Astronomy: Roen Kelly

The belt exists between about 30 AU, the outer edge of Neptune’s orbit, and 50 AU, where Neptune’s orbital resonance causes the number of objects to drop off rapidly. Farther out from the Kuiper Belt are the so-called scattered disk and the Oort Cloud.

Over the past 26 years, the number of Kuiper Belt objects (KBOs) found has grown to more than 1,000. Among the noteworthy KBOs are Pluto and its largest moon, Charon, which led to the debate over whether Pluto should be classified as a planet or an asteroid.

Objects in the Kuiper Belt that have a 3:2 orbital resonance with Neptune (that is, whose orbital period measures 50 percent longer than Neptune’s), like Pluto, are called plutinos. The first plutino discovered (after Pluto itself) was 1993 RO. The largest known plutino (again after Pluto), 90482 Orcus, was found in 2004. Based on observations made using the Spitzer Space Telescope in 2008, this body measures about 1,000 miles (1,600 kilometers) across. For comparison, in 2015, the New Horizons spacecraft showed Pluto has a diameter of 1,475 miles (2,375 km).

WANDERING ROCK. Sedna tracks its way across the sky in an image captured by the Hubble Space Telescope March 16, 2004. 
NASA/ESA/Mike Brown
Astronomers call KBOs without the 3:2 neptunian orbital resonance cubewanos after 1992 QB1 (Q–B–1–ohs). Among the most notable cubewanos is 20000 Varuna, discovered in 2000. Another larger discovery occurred in 2002 — that of 50000 Quaoar. At the time of its discovery, Quaoar, at 780 miles (1,260 km) across, was the largest object found in the solar system since Pluto in 1930. 

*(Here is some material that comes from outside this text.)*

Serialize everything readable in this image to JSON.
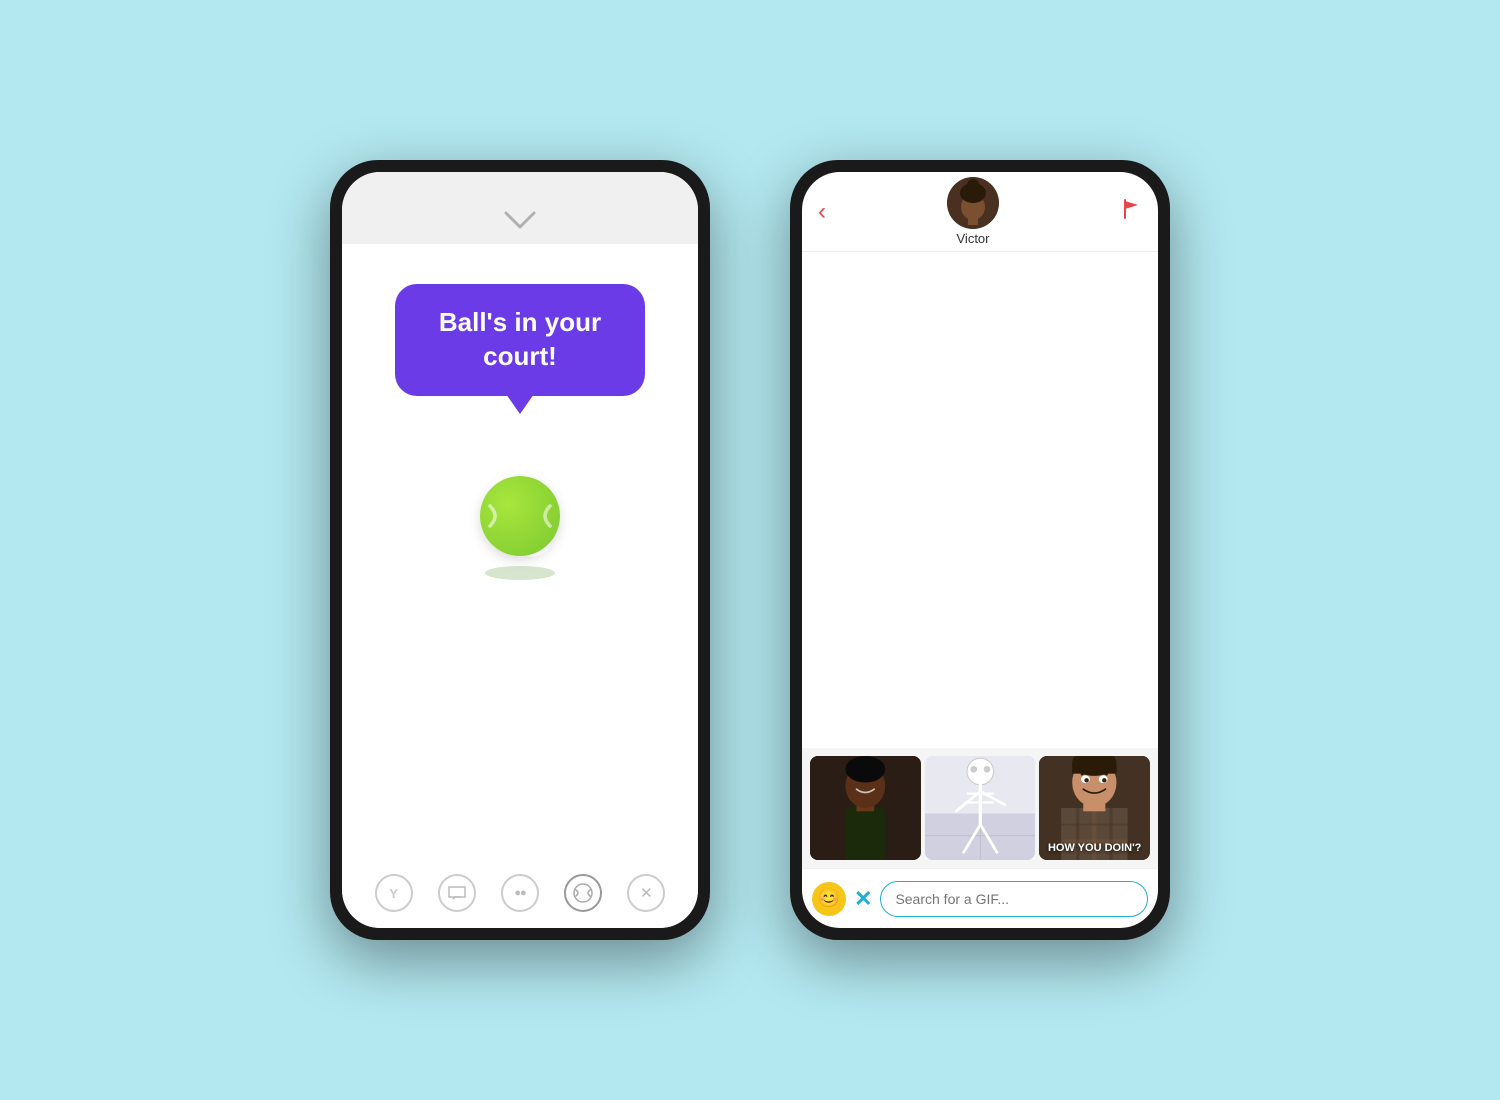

Major objects found in the scattered disk include 1996 TL66 (the first object cataloged as a scattered disk object) and Eris, formerly nicknamed Xena. This object is the largest known TNO, measuring some 1,500 miles (2,400km) across. Another important asteroid discovery on the fringe of the solar system, that of 90377 Sedna in 2003, uncovered what is perhaps an inner Oort Cloud object that spans anywhere from 800 to 1,100 miles (1,300 to 1,800km) across.

TWO FOR ONE. The distant Kuiper Belt asteroid 1998 WW31 appears as a pair of icy bodies on the fringe of the solar system in this artwork. This binary asteroid orbits the Sun every 301 years.
NASA/G. Bacon

Although KBO numbers continue to grow, astronomers don’t know the grand total of icy bodies that inhabit the Kuiper Belt. American astronomer David Jewett, codiscoverer of the first TNO, believes at least 70,000 TNOs exist with diameters larger than 60 miles (100km) and with orbits as close as 50 AU from the Sun.

This vast reservoir of iceballs will keep astronomers busy with discoveries and cataloging for years to come. It also will allow planetary scientists to glean a clearer picture of how the solar system formed and how its outer reaches work today.